• EXERCISE GOAL
Report how many lines of the following entries include the string "Elemental"; respond with the number alone.

• THE DATA

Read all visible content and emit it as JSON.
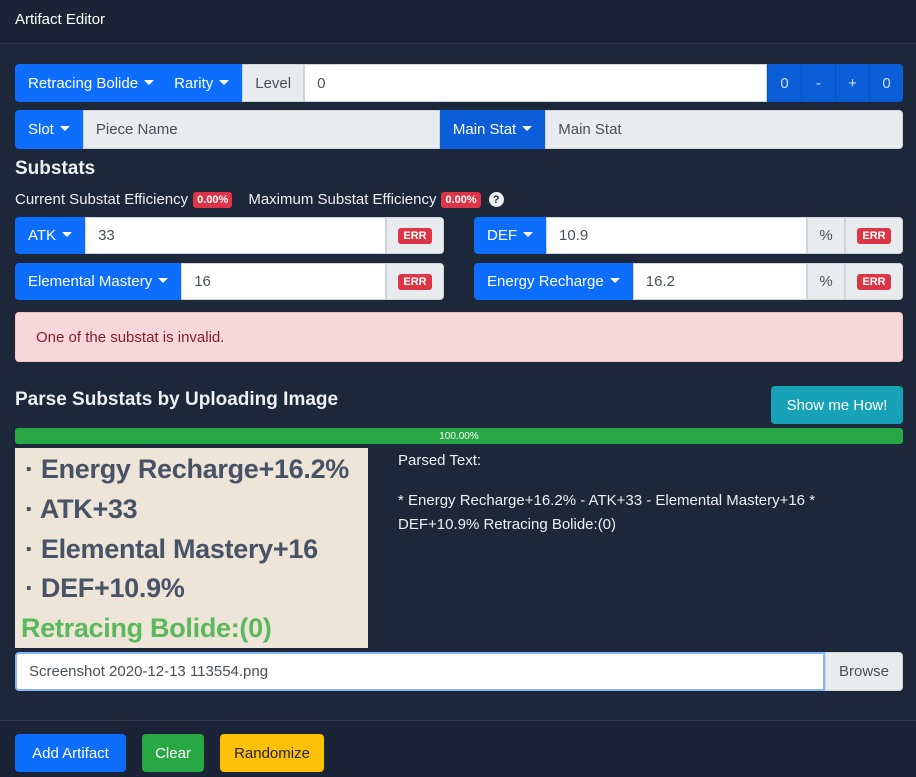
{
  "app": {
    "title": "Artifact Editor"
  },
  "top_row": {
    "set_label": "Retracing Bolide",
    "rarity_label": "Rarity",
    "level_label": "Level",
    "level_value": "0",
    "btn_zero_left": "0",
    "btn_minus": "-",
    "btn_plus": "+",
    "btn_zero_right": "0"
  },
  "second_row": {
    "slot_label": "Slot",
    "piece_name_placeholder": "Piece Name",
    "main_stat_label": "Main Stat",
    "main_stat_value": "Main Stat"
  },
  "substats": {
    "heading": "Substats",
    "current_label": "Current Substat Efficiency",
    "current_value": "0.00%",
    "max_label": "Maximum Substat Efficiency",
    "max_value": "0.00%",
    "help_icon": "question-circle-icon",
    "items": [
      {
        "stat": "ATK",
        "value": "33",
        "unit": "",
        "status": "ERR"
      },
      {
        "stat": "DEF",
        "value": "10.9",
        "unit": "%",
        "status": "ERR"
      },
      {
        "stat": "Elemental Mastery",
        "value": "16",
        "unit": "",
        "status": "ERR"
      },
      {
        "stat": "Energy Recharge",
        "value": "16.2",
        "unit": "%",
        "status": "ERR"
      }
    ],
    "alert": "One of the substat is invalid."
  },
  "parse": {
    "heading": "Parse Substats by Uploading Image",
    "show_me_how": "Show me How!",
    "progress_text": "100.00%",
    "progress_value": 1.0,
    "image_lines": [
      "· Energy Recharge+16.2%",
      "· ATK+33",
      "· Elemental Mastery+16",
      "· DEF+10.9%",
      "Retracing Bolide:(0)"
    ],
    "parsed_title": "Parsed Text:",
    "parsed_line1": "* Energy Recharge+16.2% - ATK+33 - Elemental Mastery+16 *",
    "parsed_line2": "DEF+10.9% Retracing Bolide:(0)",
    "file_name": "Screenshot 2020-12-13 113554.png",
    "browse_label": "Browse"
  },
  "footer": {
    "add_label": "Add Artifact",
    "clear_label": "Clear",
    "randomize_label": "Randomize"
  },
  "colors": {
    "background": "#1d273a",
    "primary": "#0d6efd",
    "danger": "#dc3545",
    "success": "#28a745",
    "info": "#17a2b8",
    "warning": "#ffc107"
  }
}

• WRITTEN SOLUTION
3